International Nobel laureates are calling on European and US authorities to step in and take hands-on initiatives, such as releasing funds for research and education, which will contribute to Greece’s recovery and return to development.
Stressing Greece’s role as the birthplace of democracy and human ideals, 15 Nobel Prize winners as well as distinguished academics headed by Dr Harald zur Hausen are urging European and American decision-makers in a petition to take action now.
In the petition, the prominent intellectuals have also counterposed media stereotypes of “lazy Greeks” by referring to “the excellent human potential” working in country’s universities and research centers”, and adding that “Greeks are hard workers, innovative and creative”.
“Greece is in the midst of a prolonged and deep economic recession that has already changed dramatically the lives of its citizens and threatens the very existence of its structures necessary for future recovery. To regain its forward momentum, keep alive its competitive institutions, and implement its huge reform agenda, Greece needs our help. We are confident that Greece, which has contributed enormously to European culture, can do what is called for to create a brighter future,” states Dr zur Hausen, who received the Nobel in Physiology or Medicine in 2008.
“To succeed in this difficult task, special emphasis should be given among other things to science and technology, areas in which Greece possesses particularly strong institutions and human potential. By utilizing existing structural funds, and by promoting close cooperation between major European science and technology centres and existing Greek clusters of excellence, Greece can be enabled to sustain its scientific structures, build up its own technological future, and secure a competitive economy in the long run.”

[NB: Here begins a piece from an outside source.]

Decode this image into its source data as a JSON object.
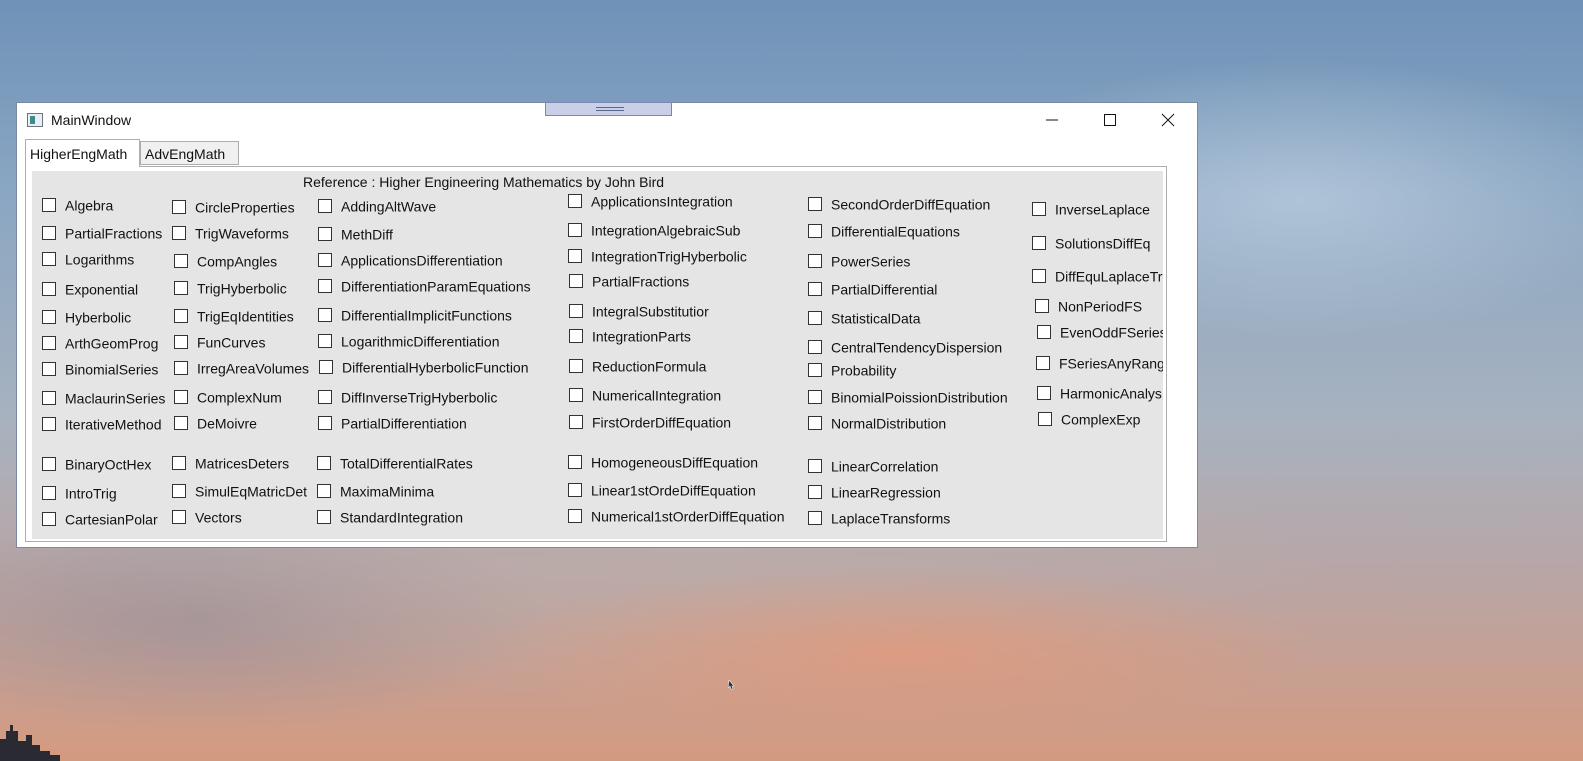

The petition is addressed to European Council President Donald Tusk, European Commission President Jean-Claude Juncker, the head of the European Parliament, Martin Schulz, and an accompanying letter has been sent to Greece’s Alternate Minister for Research and Innovation, Costas Fotakis.